WORK ORDER ▸
Starting with the line that contains "Extract the structured", give again exactly and only each line through the end of the records; include the last line and exclude pictures.

Extracted data entries:
*** Begin section ***

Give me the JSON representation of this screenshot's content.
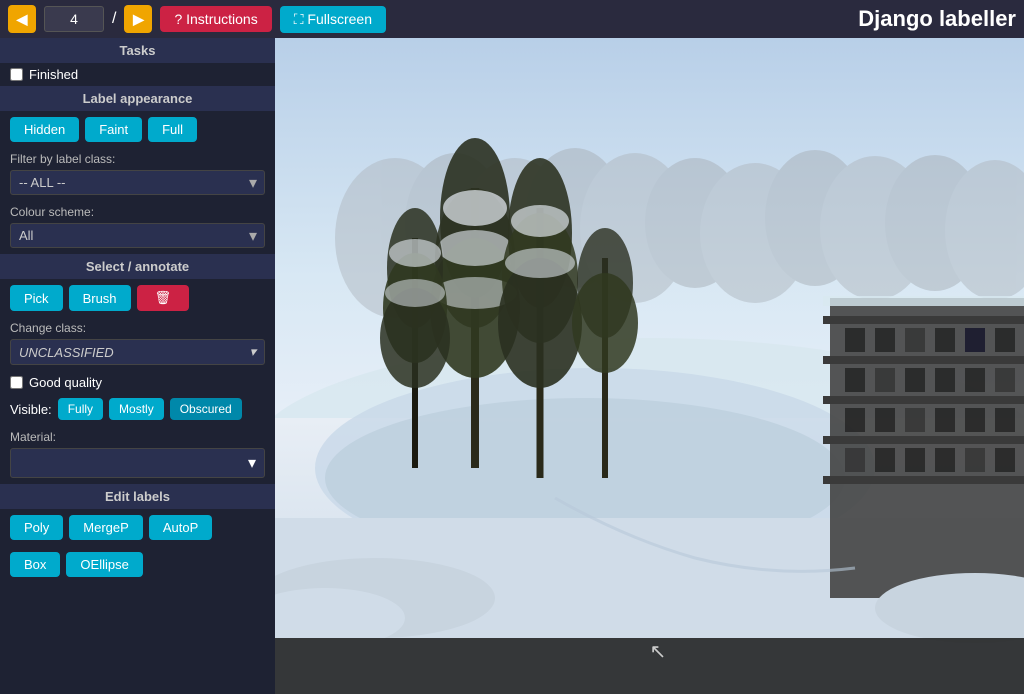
{
  "topbar": {
    "frame_value": "4",
    "frame_placeholder": "4",
    "prev_btn_label": "◀",
    "next_btn_label": "▶",
    "slash": "/",
    "instructions_label": "? Instructions",
    "fullscreen_label": "⛶ Fullscreen",
    "app_title": "Django labeller"
  },
  "sidebar": {
    "tasks_header": "Tasks",
    "finished_label": "Finished",
    "label_appearance_header": "Label appearance",
    "hidden_btn": "Hidden",
    "faint_btn": "Faint",
    "full_btn": "Full",
    "filter_label": "Filter by label class:",
    "filter_value": "-- ALL --",
    "colour_scheme_label": "Colour scheme:",
    "colour_scheme_value": "All",
    "select_annotate_header": "Select / annotate",
    "pick_btn": "Pick",
    "brush_btn": "Brush",
    "delete_icon": "🗑",
    "change_class_label": "Change class:",
    "unclassified_value": "UNCLASSIFIED",
    "good_quality_label": "Good quality",
    "visible_label": "Visible:",
    "fully_btn": "Fully",
    "mostly_btn": "Mostly",
    "obscured_btn": "Obscured",
    "material_label": "Material:",
    "edit_labels_header": "Edit labels",
    "poly_btn": "Poly",
    "mergep_btn": "MergeP",
    "autop_btn": "AutoP",
    "box_btn": "Box",
    "oellipse_btn": "OEllipse"
  },
  "colours": {
    "cyan": "#00aacc",
    "red": "#cc2244",
    "orange": "#f0a500",
    "sidebar_bg": "#1e2233",
    "section_header_bg": "#2a3050",
    "canvas_bottom_bg": "#1a1a1a"
  }
}
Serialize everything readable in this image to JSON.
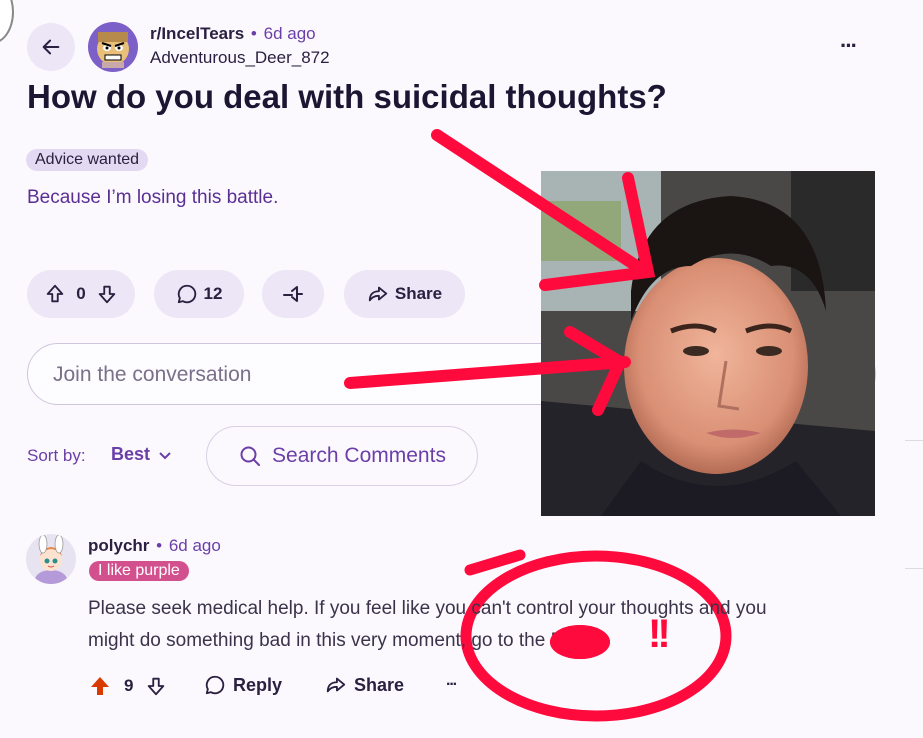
{
  "post": {
    "subreddit": "r/IncelTears",
    "separator": "•",
    "age": "6d ago",
    "author": "Adventurous_Deer_872",
    "title": "How do you deal with suicidal thoughts?",
    "flair": "Advice wanted",
    "body": "Because I’m losing this battle."
  },
  "actions": {
    "votes": "0",
    "comments": "12",
    "share": "Share"
  },
  "input": {
    "placeholder": "Join the conversation"
  },
  "sort": {
    "label": "Sort by:",
    "value": "Best",
    "search": "Search Comments"
  },
  "comment": {
    "author": "polychr",
    "separator": "•",
    "age": "6d ago",
    "flair": "I like purple",
    "text_line1": "Please seek medical help. If you feel like you can't control your thoughts and you",
    "text_line2": "might do something bad in this very moment, go to the ER.",
    "votes": "9",
    "reply": "Reply",
    "share": "Share",
    "more": "···"
  },
  "menu": {
    "more": "···"
  },
  "annotations": {
    "exclaim": "!!"
  },
  "colors": {
    "accent": "#6b3fa8",
    "upvote": "#d93a00",
    "annotation": "#ff0a3c",
    "pill": "#ece6f6",
    "flair": "#d3508f"
  },
  "icons": [
    "back-arrow-icon",
    "upvote-icon",
    "downvote-icon",
    "comment-icon",
    "award-icon",
    "share-icon",
    "search-icon",
    "chevron-down-icon",
    "reply-icon",
    "more-icon"
  ]
}
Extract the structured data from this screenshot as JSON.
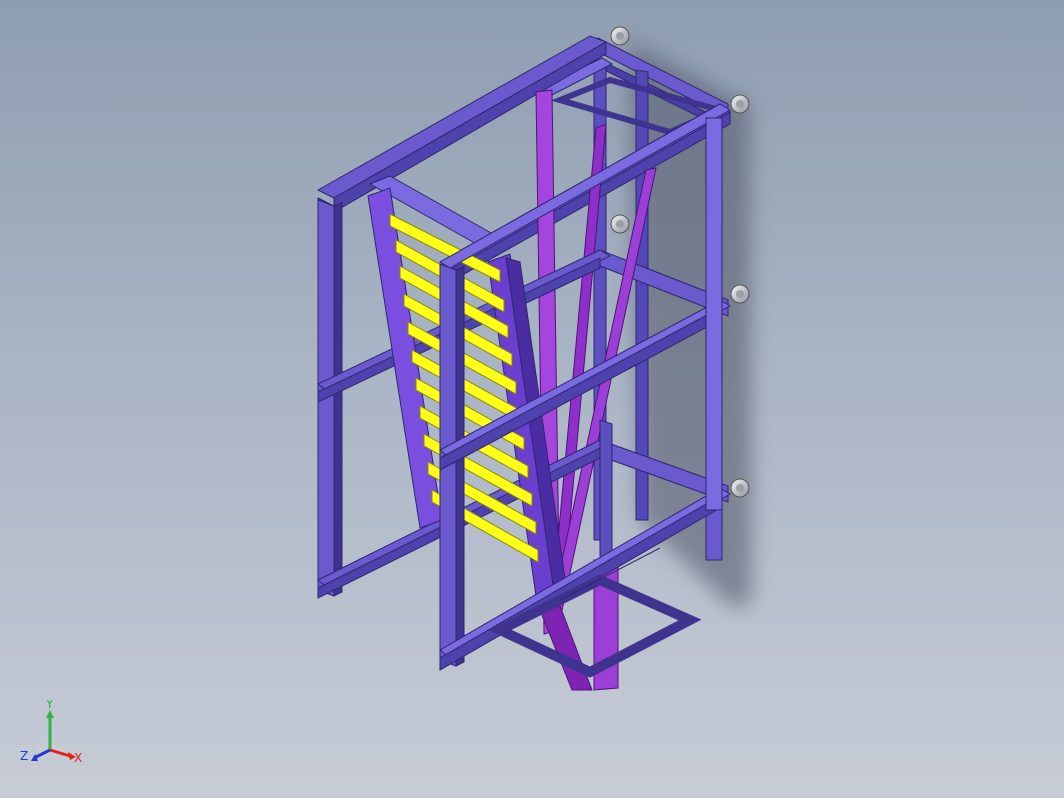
{
  "scene": {
    "description_hidden": "",
    "colors": {
      "background_top": "#8f9db1",
      "background_bottom": "#c7ccd6",
      "frame_profile": "#6a5acd",
      "frame_profile_dark": "#3e348f",
      "frame_profile_light": "#8b7fe6",
      "brace_purple": "#9b3fd6",
      "brace_purple_dark": "#6c22a0",
      "roller_yellow": "#ffff1a",
      "roller_yellow_dark": "#c8c800",
      "shadow": "#5b6272",
      "foot_metal": "#d9dde3"
    }
  },
  "triad": {
    "x_label": "X",
    "y_label": "Y",
    "z_label": "Z",
    "x_color": "#e0201b",
    "y_color": "#2fb24a",
    "z_color": "#2438d8"
  }
}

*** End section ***

YOUR RESPONSE ▸
Extract the structured data from this screenshot as JSON.
{
  "scene": {
    "description_hidden": "",
    "colors": {
      "background_top": "#8f9db1",
      "background_bottom": "#c7ccd6",
      "frame_profile": "#6a5acd",
      "frame_profile_dark": "#3e348f",
      "frame_profile_light": "#8b7fe6",
      "brace_purple": "#9b3fd6",
      "brace_purple_dark": "#6c22a0",
      "roller_yellow": "#ffff1a",
      "roller_yellow_dark": "#c8c800",
      "shadow": "#5b6272",
      "foot_metal": "#d9dde3"
    }
  },
  "triad": {
    "x_label": "X",
    "y_label": "Y",
    "z_label": "Z",
    "x_color": "#e0201b",
    "y_color": "#2fb24a",
    "z_color": "#2438d8"
  }
}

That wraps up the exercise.